Now, in the last seconds of its flight, its discrimination circuits evaluated and then disregarded the still-expanding chaff clouds. It had picked up the ship's radar and homed on it for four seconds, but now it ignored that, too, and for the last mile locked on the plume of heat blasting out of the frigate's stack.
It tilted its rear fins slightly, arched up and over in a graceful snap dive, and hit the still-turning ship on the main deck, starboard side, frame 103.
This was the boat deck, and the missile, traveling at six hundred miles an hour, passed beneath the motor whaleboat and squarely between two steel davits. They sheared off its stub wings. The warhead and fuselage, with several hundred pounds of fuel remaining, penetrated the quarter-inch aluminum skin of the superstructure at a thirty-degree down angle.
The outer plating hardly slowed the airframe, but it sliced dozens of rents in the fuselage. Fire leapt from the still-burning engine.
The first set of compartments it entered were the starboard potable-water station, a firemain jumper station, and the executive officer's stateroom. The executive officer and a damage controlman died instantly. Continuing downward and to port, the missile entered the main-deck passageway, shedding parts.

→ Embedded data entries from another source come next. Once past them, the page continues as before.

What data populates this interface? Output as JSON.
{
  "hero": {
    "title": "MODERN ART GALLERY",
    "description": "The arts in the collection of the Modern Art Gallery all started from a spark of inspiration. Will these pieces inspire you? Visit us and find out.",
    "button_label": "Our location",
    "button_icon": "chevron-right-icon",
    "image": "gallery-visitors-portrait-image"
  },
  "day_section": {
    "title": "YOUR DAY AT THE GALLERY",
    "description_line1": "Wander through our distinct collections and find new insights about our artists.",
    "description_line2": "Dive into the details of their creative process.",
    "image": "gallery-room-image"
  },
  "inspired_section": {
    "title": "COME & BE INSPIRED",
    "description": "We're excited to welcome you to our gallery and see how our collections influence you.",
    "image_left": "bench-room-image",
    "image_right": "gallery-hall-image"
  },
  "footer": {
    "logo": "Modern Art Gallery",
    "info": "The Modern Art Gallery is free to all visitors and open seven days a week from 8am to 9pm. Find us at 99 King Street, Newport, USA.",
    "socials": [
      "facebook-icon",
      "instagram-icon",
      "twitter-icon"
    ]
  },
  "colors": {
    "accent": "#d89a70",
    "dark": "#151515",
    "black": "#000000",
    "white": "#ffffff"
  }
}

So far, a fiftieth of a second had passed since impact.